TASK STATEMENT -> Which of the lines below contain the string "have"? Copy each one.

SUPPLIED MATERIAL ->
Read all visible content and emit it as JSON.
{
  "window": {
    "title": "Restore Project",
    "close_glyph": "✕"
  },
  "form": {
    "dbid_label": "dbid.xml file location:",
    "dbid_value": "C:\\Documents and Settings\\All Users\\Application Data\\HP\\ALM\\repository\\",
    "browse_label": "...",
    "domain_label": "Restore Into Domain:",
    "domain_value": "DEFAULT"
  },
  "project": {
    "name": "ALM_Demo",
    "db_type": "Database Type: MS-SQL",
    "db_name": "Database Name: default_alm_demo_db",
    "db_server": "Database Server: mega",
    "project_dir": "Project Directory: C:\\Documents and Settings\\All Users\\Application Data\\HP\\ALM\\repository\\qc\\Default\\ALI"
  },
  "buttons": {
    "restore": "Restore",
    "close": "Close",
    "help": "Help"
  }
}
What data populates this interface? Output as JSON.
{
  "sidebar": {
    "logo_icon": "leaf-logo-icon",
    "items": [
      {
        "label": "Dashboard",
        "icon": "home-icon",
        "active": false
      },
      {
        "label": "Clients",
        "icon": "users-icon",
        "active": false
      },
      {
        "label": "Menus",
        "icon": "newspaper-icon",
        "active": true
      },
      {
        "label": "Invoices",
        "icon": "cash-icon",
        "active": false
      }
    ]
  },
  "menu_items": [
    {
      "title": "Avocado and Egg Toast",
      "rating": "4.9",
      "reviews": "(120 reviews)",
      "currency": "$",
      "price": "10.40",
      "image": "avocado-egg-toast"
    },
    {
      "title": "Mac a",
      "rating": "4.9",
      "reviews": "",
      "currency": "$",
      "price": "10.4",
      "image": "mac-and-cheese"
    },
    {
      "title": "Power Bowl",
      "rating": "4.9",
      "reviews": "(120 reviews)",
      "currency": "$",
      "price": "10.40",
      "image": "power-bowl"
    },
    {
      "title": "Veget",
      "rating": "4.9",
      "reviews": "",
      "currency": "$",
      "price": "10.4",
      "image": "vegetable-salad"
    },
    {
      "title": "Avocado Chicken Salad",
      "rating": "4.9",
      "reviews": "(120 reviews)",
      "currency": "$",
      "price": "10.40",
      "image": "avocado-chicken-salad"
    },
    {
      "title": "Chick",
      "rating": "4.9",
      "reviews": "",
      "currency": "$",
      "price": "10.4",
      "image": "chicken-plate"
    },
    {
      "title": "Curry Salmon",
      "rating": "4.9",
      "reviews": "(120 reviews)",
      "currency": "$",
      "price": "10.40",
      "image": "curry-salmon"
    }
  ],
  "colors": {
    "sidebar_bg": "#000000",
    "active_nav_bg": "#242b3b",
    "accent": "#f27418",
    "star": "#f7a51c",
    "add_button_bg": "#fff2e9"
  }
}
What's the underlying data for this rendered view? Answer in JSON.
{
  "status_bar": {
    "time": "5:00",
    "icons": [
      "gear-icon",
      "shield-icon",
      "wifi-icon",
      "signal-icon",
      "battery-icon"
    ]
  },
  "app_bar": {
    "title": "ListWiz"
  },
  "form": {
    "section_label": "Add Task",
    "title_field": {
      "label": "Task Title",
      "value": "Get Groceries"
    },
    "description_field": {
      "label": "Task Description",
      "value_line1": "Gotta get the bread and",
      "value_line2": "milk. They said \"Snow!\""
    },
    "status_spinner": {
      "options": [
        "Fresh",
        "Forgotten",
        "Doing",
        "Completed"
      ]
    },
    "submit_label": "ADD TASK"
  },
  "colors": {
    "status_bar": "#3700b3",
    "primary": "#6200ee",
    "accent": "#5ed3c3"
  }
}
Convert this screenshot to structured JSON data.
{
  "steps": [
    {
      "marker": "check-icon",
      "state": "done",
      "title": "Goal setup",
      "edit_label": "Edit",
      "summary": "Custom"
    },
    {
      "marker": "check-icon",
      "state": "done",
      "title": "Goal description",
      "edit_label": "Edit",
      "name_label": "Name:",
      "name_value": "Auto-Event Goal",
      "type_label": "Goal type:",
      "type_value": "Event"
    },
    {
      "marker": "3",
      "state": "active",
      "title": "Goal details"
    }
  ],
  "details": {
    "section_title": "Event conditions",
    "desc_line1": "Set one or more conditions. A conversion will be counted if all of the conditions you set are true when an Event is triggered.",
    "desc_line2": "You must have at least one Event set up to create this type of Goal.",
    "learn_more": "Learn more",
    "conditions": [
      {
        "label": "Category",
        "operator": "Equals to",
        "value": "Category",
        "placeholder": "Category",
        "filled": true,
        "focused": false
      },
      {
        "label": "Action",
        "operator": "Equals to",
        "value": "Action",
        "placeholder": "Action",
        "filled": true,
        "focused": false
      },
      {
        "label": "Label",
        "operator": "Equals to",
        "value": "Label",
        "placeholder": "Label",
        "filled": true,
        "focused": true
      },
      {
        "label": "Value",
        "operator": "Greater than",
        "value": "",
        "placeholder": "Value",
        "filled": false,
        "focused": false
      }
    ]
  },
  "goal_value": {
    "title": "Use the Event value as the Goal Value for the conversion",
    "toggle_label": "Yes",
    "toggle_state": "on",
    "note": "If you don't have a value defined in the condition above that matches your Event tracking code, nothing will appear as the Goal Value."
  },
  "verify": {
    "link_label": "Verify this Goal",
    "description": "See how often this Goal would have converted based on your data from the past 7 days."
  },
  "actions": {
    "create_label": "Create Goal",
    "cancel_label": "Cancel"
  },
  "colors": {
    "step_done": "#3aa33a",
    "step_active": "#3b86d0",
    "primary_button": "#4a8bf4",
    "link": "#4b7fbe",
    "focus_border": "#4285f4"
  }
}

TASK OUTPUT ->
    "desc_line2": "You must have at least one Event set up to create this type of Goal.",
    "note": "If you don't have a value defined in the condition above that matches your Event tracking code, nothing will appear as the Goal Value."
    "description": "See how often this Goal would have converted based on your data from the past 7 days."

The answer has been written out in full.